by Tom Kerridge

Making your own ketchup is not as difficult or time-consuming as it sounds - and it makes any barbecue go with a bang.

Side dishes

Buyer's guide

By late summer young, tender sweetcorn starts to appear in the shops and markets. At their best, the husks should be green and fresh and the tassel at the end should be fine and silky, not dry and browned. Peel back the top of the husk and push your thumbnail into a kernel. If it spits juice in your eye, it is a good cob.


For the best flavour, sweetcorn should be eaten as soon as it's picked, a bit of a tall order unless you grow it yourself or go to a pick-your-own farm.

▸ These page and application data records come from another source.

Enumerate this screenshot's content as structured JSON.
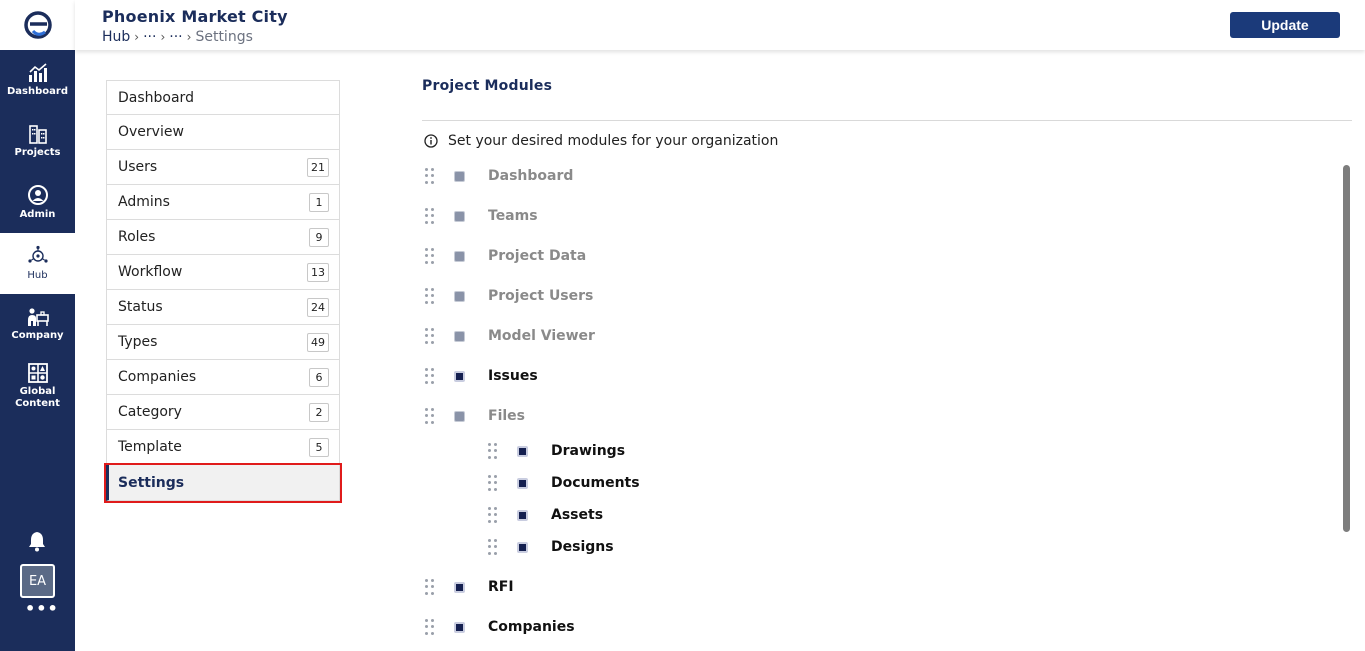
{
  "app": {
    "title": "Phoenix Market City",
    "breadcrumb": [
      "Hub",
      "···",
      "···",
      "Settings"
    ],
    "update_label": "Update"
  },
  "rail": {
    "items": [
      {
        "label": "Dashboard",
        "icon": "bar-chart-icon"
      },
      {
        "label": "Projects",
        "icon": "buildings-icon"
      },
      {
        "label": "Admin",
        "icon": "user-circle-icon"
      },
      {
        "label": "Hub",
        "icon": "hub-icon",
        "active": true
      },
      {
        "label": "Company",
        "icon": "company-icon"
      },
      {
        "label": "Global Content",
        "icon": "global-content-icon"
      }
    ],
    "avatar": "EA",
    "more": "•••"
  },
  "subnav": {
    "items": [
      {
        "label": "Dashboard",
        "count": ""
      },
      {
        "label": "Overview",
        "count": ""
      },
      {
        "label": "Users",
        "count": "21"
      },
      {
        "label": "Admins",
        "count": "1"
      },
      {
        "label": "Roles",
        "count": "9"
      },
      {
        "label": "Workflow",
        "count": "13"
      },
      {
        "label": "Status",
        "count": "24"
      },
      {
        "label": "Types",
        "count": "49"
      },
      {
        "label": "Companies",
        "count": "6"
      },
      {
        "label": "Category",
        "count": "2"
      },
      {
        "label": "Template",
        "count": "5"
      },
      {
        "label": "Settings",
        "count": "",
        "active": true
      }
    ]
  },
  "main": {
    "section_title": "Project Modules",
    "info_text": "Set your desired modules for your organization",
    "modules": [
      {
        "label": "Dashboard",
        "enabled": false
      },
      {
        "label": "Teams",
        "enabled": false
      },
      {
        "label": "Project Data",
        "enabled": false
      },
      {
        "label": "Project Users",
        "enabled": false
      },
      {
        "label": "Model Viewer",
        "enabled": false
      },
      {
        "label": "Issues",
        "enabled": true
      },
      {
        "label": "Files",
        "enabled": false
      },
      {
        "label": "Drawings",
        "enabled": true
      },
      {
        "label": "Documents",
        "enabled": true
      },
      {
        "label": "Assets",
        "enabled": true
      },
      {
        "label": "Designs",
        "enabled": true
      },
      {
        "label": "RFI",
        "enabled": true
      },
      {
        "label": "Companies",
        "enabled": true
      }
    ]
  },
  "colors": {
    "brand": "#1b2d5b",
    "button": "#1b3a7a",
    "highlight": "#e01b1b"
  }
}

Eaten when really fresh, you will enjoy the sweetness of the kernels which should be plump and juicy and full of flavour. Frozen sweetcorn kernels are a good substitute when fresh sweetcorn is out of season. Frozen cobs are less good.


Sweetcorn should be cooked in boiling water with a little sugar but not salt, which can can make the kernels tough. After cooking, season the cobs with salt and freshly ground black pepper pepper and serve with lots of melted butter. Alternatively, cut the kernels straight off the cob and use in a recipe.